BASKETBALL: Unlike in the past, UofM dancing into the Final Four without much local influence
As the University of Michigan men’s basketball team prepares to play for a National Championship Monday night, it’s interesting to note, unlike other Wolverines hoops squads that advanced into the final four (see 1964, 1965, 1976, 1989, 1992, 1993), the 2013 Maize and Blue cage crew is minus significant contributions from former in-state prep stars.
The only two players in head coach John Beilein’s rotation spawning from high schools in Michigan are role players Jordan Morgan (University of Detroit-Jesuit) and Jon Horford (Grand Ledge).
Beilein’s stars, Trey Burke (Ohio), Tim Hardaway, Jr. (Florida), Glenn Robinson, III (Indiana) and Mitch McGary (Indiana) are all from out of state.
In other words, the Wolverines are succeeding in spite of not winning the in-state recruiting battle.
Which is funny when you consider history; up until the past decade and a half, Michigan was far and away the king of the local recruiting game, virtually having their pick of the state’s blue-chip prepster crop each and every year.
The 1964 and 1965 final four teams had All-American center and Detroit Northern product Bill Buntin, all-Big 10 pick and Detroit Western alum Oliver Darden and team captain Larry Tregoning of Ferndale.
The 1976 was captained by Flint schoolboy legend Wayman Britt (Flint Northern) and had Ferndale’s Tom Staton and Alan Hardy from Detroit Northwestern coming off the bench.

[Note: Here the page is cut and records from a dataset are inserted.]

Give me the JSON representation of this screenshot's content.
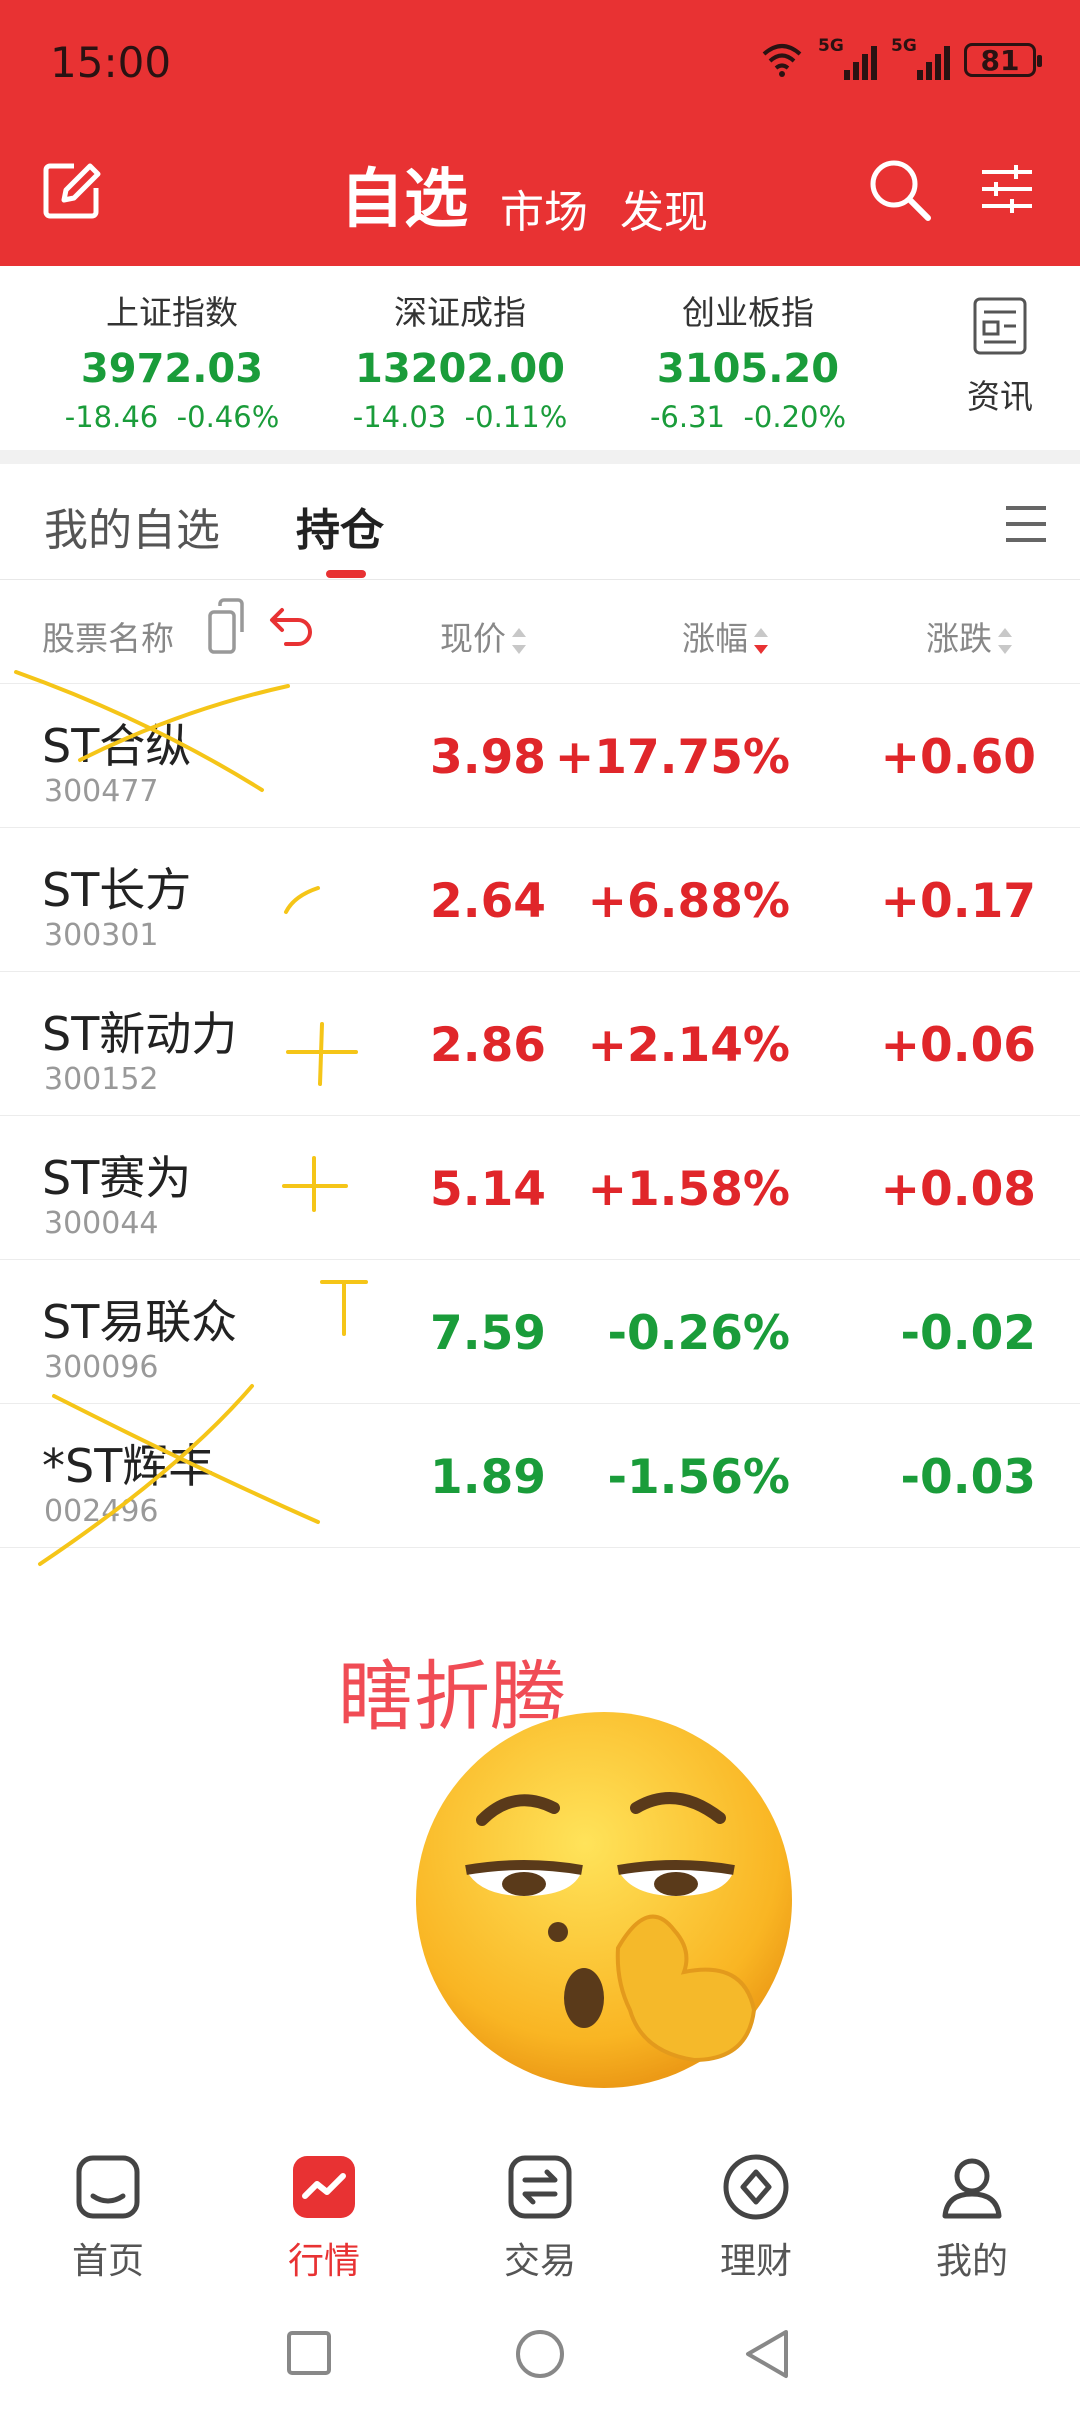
{
  "status_bar": {
    "time": "15:00",
    "signal1": "5G",
    "signal2": "5G",
    "battery": "81"
  },
  "header": {
    "tabs": [
      {
        "label": "自选",
        "active": true
      },
      {
        "label": "市场",
        "active": false
      },
      {
        "label": "发现",
        "active": false
      }
    ]
  },
  "indices": [
    {
      "name": "上证指数",
      "value": "3972.03",
      "change": "-18.46",
      "pct": "-0.46%"
    },
    {
      "name": "深证成指",
      "value": "13202.00",
      "change": "-14.03",
      "pct": "-0.11%"
    },
    {
      "name": "创业板指",
      "value": "3105.20",
      "change": "-6.31",
      "pct": "-0.20%"
    }
  ],
  "news_label": "资讯",
  "subtabs": [
    {
      "label": "我的自选",
      "active": false
    },
    {
      "label": "持仓",
      "active": true
    }
  ],
  "table": {
    "headers": {
      "name": "股票名称",
      "price": "现价",
      "pct": "涨幅",
      "change": "涨跌"
    },
    "rows": [
      {
        "name": "ST合纵",
        "code": "300477",
        "price": "3.98",
        "pct": "+17.75%",
        "change": "+0.60",
        "direction": "up"
      },
      {
        "name": "ST长方",
        "code": "300301",
        "price": "2.64",
        "pct": "+6.88%",
        "change": "+0.17",
        "direction": "up"
      },
      {
        "name": "ST新动力",
        "code": "300152",
        "price": "2.86",
        "pct": "+2.14%",
        "change": "+0.06",
        "direction": "up"
      },
      {
        "name": "ST赛为",
        "code": "300044",
        "price": "5.14",
        "pct": "+1.58%",
        "change": "+0.08",
        "direction": "up"
      },
      {
        "name": "ST易联众",
        "code": "300096",
        "price": "7.59",
        "pct": "-0.26%",
        "change": "-0.02",
        "direction": "down"
      },
      {
        "name": "*ST辉丰",
        "code": "002496",
        "price": "1.89",
        "pct": "-1.56%",
        "change": "-0.03",
        "direction": "down"
      }
    ]
  },
  "annotation": {
    "caption": "瞎折腾"
  },
  "bottom_nav": [
    {
      "label": "首页",
      "icon": "home-icon",
      "active": false
    },
    {
      "label": "行情",
      "icon": "market-icon",
      "active": true
    },
    {
      "label": "交易",
      "icon": "trade-icon",
      "active": false
    },
    {
      "label": "理财",
      "icon": "wealth-icon",
      "active": false
    },
    {
      "label": "我的",
      "icon": "profile-icon",
      "active": false
    }
  ],
  "colors": {
    "brand_red": "#e83233",
    "rise": "#e0262a",
    "fall": "#1a9c3a",
    "annotation": "#f5c518"
  }
}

The National Championship club in 1989 was led by a trio of Michigan born-and-bred ballers who each went on to become first-round NBA Draft choices. Future multi-year all-star Glen Rice (Flint Northwestern) was the captain and top-scorer on that squad and he was flanked by Terry Mills (Romulus) and Loy Vaught (Kalamazoo Loy Norix) in the frontcourt.
The 1992 and 1993 “Fab Five” teams were famously sparked by Chris Webber (Birmingham Detroit Country Day) and Jalen Rose (Detroit Southwestern), with 1989 Mr. Basketball-winner Michael Talley (Detroit Cooley) and Grand Rapids native James Voskuil playing important reserve roles.
The end of the era of Michigan dominating the in-state recruiting landscape came with the ouster of Fab Five and ’89 National-Championship team head coach Steve Fisher in 1997, not surprisingly coinciding with the early stages of Tom Izzo’s mega-successful regime at Michigan State getting off the ground in East Lansing.
Michigan has only signed two of the state’s Mr. Basketball-winners (Dion Harris in 2003 and Manny Harris in 2007) in the 16 years since Fisher, now at San Diego State, left Ann Arbor amid the booster scandal that eventually resulted in NCAA sanctions including probation and a vacating of the ’92 and ’93 Final Four appearances.
Beilein and his staff have made some recent strides in getting the local recruiting ship steered back in the right direction. They snagged Gatorade Player of the Year Award-winner Derrick Walton, Jr. (Harper Woods Chandler Park Academy) for their incoming recruiting class, someone being looked to by the program brass as the Wolvverines "point guard of the future," ready to assume floor-general duties from Burke upon him leaving for the NBA.